EXTRACTED ENTRIES below:

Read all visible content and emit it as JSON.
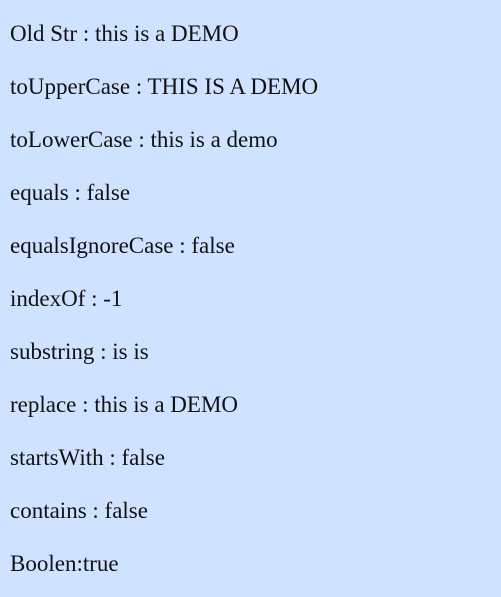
{
  "output": {
    "lines": [
      "Old Str : this is a DEMO",
      "toUpperCase : THIS IS A DEMO",
      "toLowerCase : this is a demo",
      "equals : false",
      "equalsIgnoreCase : false",
      "indexOf : -1",
      "substring : is is",
      "replace : this is a DEMO",
      "startsWith : false",
      "contains : false",
      "Boolen:true"
    ]
  },
  "colors": {
    "background": "#cfe2ff",
    "text": "#111111"
  }
}
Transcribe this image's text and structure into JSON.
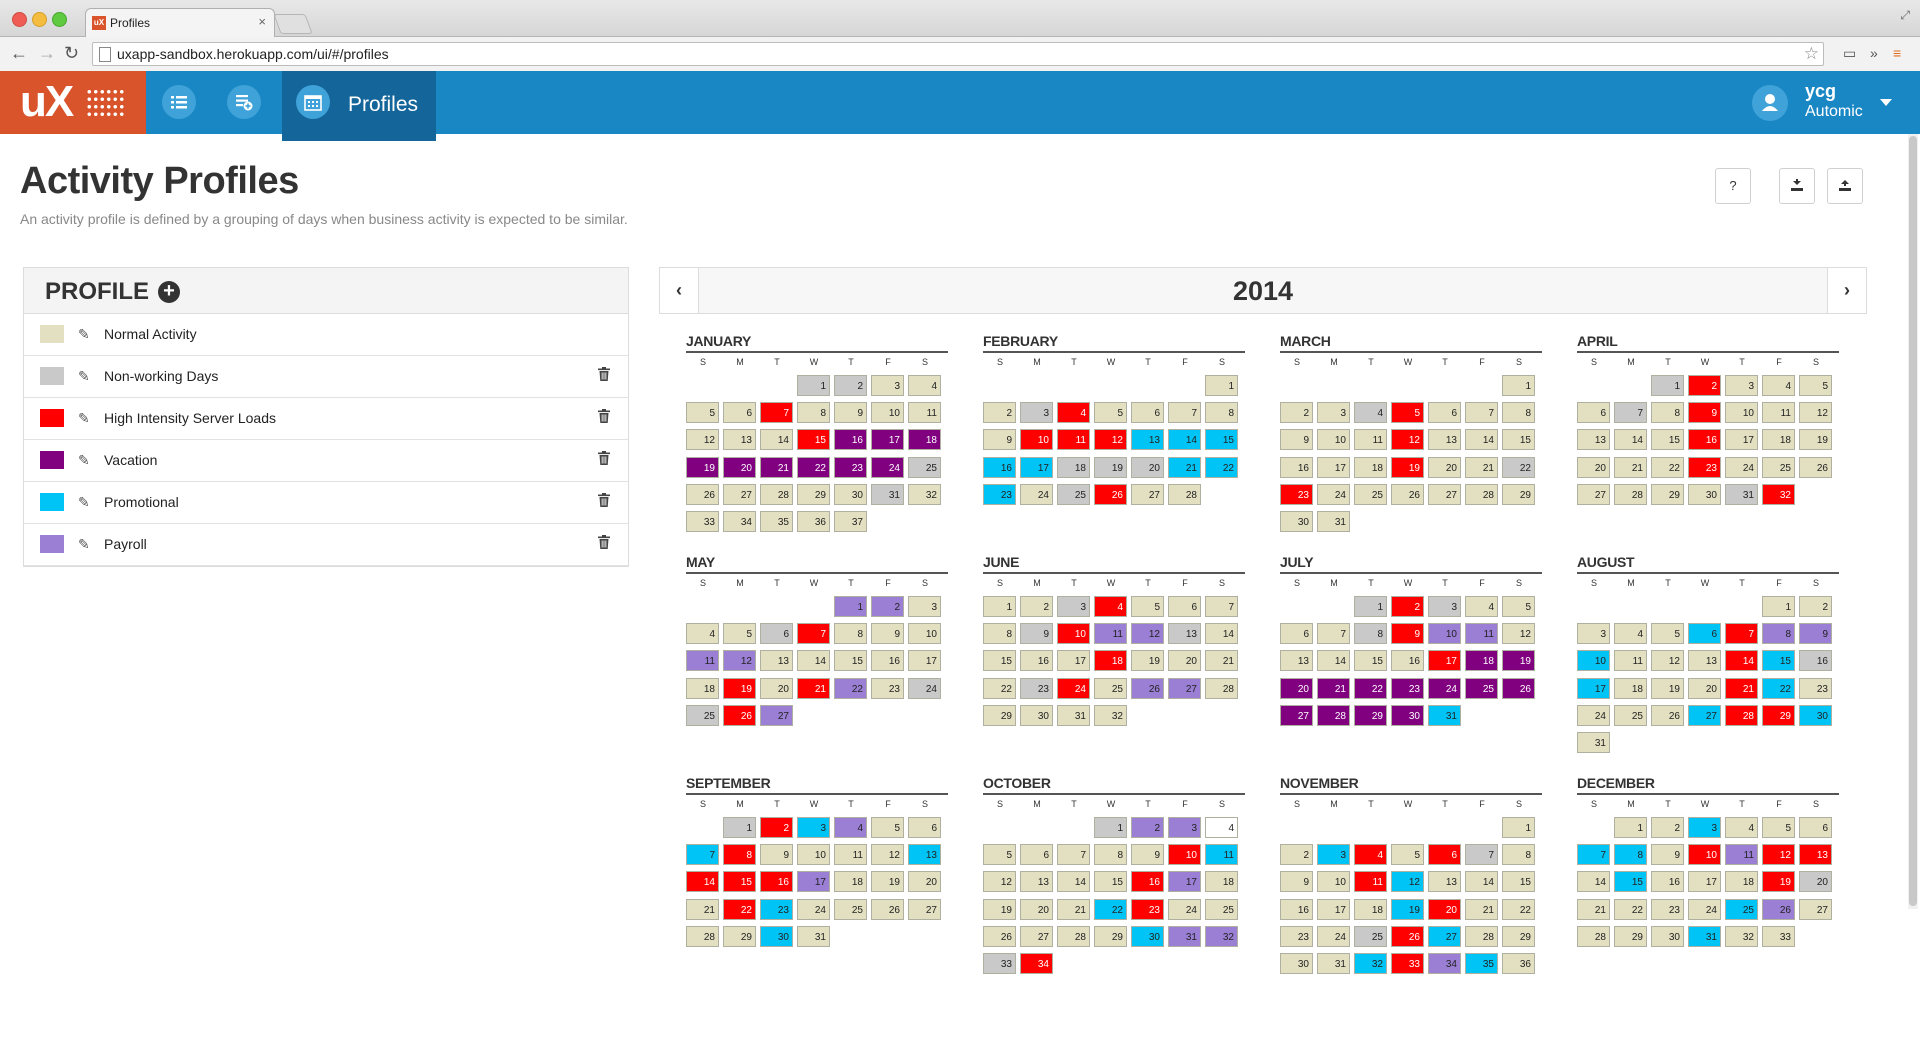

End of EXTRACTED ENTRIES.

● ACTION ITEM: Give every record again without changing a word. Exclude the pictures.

● ANSWER BELOW:
Read all visible content and emit it as JSON.
{
  "output": {
    "lines": [
      "Old Str : this is a DEMO",
      "toUpperCase : THIS IS A DEMO",
      "toLowerCase : this is a demo",
      "equals : false",
      "equalsIgnoreCase : false",
      "indexOf : -1",
      "substring : is is",
      "replace : this is a DEMO",
      "startsWith : false",
      "contains : false",
      "Boolen:true"
    ]
  },
  "colors": {
    "background": "#cfe2ff",
    "text": "#111111"
  }
}
Transcribe this image's text and structure into JSON.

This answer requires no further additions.